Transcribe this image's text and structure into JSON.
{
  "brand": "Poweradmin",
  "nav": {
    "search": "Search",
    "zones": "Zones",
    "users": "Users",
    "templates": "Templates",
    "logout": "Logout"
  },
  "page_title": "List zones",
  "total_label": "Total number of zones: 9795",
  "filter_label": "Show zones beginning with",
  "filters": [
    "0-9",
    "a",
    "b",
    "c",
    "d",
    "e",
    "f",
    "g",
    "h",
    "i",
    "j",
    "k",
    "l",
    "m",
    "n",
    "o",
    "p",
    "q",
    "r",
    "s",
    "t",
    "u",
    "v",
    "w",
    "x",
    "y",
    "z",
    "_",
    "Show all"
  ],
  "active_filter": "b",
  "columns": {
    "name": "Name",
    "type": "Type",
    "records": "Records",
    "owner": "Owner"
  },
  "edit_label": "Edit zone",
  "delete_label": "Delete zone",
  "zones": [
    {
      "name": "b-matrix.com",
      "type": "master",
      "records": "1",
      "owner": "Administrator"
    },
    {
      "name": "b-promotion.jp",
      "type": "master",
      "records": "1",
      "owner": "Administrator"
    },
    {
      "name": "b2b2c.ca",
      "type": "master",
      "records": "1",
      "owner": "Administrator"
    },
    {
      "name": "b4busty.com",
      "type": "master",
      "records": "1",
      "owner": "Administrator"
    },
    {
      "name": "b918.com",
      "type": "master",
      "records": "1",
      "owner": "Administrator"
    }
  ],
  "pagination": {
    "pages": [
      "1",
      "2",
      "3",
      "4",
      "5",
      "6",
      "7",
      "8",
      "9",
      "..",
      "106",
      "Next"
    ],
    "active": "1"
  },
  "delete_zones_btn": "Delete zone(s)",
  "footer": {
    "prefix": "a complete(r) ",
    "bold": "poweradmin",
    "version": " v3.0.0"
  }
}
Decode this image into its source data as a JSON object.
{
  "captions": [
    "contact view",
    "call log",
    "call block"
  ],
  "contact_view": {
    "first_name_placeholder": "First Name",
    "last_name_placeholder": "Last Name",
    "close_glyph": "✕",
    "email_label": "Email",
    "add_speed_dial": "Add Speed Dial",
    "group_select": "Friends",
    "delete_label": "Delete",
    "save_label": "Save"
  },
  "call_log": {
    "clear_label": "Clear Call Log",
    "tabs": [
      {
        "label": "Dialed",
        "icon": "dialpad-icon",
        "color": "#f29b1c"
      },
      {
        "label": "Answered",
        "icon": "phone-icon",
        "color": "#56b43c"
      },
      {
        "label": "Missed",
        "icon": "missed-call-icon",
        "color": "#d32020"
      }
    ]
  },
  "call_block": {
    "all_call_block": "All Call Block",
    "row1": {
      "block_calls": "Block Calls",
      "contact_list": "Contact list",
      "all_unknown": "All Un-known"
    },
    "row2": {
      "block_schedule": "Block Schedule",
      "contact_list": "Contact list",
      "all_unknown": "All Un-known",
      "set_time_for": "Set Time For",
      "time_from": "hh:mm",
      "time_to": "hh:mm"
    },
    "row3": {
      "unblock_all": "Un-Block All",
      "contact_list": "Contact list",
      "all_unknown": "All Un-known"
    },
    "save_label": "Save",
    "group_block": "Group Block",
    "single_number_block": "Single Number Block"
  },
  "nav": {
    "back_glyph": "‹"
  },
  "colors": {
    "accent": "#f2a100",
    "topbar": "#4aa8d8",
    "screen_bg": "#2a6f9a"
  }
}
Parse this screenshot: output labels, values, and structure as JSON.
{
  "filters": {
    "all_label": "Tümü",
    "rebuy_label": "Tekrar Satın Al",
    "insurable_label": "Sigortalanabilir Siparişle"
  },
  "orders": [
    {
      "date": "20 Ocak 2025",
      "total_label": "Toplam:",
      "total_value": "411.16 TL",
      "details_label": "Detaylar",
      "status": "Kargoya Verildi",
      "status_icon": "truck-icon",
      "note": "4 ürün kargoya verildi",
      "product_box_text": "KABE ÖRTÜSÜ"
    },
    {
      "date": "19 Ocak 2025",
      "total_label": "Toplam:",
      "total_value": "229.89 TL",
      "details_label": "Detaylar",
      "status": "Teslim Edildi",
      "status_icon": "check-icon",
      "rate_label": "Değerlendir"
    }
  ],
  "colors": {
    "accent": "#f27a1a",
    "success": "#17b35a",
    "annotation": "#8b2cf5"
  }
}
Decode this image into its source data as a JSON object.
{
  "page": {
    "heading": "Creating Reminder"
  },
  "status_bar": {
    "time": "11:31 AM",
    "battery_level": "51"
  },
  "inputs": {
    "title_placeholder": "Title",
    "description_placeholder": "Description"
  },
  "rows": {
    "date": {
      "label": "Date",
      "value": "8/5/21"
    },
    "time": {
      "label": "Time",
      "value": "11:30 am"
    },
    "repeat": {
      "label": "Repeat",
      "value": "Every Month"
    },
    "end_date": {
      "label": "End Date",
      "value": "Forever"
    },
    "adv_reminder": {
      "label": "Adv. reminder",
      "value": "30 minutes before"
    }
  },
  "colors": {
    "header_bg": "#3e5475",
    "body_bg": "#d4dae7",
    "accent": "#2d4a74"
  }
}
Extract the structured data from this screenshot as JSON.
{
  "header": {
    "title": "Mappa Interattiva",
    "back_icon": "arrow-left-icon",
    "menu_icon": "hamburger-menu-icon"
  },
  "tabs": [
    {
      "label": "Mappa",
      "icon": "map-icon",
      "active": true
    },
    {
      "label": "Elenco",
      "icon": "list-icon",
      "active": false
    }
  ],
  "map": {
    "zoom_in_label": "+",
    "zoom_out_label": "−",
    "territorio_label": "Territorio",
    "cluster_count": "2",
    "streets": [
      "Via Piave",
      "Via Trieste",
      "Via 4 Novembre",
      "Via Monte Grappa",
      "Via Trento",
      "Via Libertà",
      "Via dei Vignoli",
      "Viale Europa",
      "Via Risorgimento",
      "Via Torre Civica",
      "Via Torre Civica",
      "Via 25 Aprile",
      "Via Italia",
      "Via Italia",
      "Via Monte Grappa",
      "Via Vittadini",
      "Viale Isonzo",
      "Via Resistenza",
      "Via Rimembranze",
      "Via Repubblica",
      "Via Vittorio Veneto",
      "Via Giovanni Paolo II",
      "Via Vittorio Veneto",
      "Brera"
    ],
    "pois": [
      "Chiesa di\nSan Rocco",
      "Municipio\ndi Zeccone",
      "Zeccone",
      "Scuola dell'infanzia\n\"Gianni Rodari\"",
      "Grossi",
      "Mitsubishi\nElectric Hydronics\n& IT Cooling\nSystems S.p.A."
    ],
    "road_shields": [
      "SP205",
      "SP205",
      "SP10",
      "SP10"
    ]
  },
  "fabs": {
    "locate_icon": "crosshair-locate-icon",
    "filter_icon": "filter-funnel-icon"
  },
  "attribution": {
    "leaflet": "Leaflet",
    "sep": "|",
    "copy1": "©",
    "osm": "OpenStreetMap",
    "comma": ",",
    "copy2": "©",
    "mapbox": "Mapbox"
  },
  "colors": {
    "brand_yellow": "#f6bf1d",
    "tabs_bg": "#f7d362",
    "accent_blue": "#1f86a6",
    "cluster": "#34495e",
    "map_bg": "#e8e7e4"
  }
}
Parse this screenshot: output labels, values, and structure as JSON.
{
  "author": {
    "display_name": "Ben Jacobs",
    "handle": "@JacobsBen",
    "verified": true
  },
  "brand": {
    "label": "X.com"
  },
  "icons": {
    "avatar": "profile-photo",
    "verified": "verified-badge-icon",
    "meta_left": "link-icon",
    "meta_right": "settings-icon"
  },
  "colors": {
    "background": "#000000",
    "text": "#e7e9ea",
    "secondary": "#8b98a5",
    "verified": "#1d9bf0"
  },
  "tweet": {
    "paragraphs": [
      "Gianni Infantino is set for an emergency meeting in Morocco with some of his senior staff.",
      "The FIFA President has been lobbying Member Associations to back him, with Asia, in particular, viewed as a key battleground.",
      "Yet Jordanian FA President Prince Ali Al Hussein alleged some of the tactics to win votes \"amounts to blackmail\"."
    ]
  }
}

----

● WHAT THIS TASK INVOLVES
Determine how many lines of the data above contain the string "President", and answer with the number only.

● TASK RESPONSE
2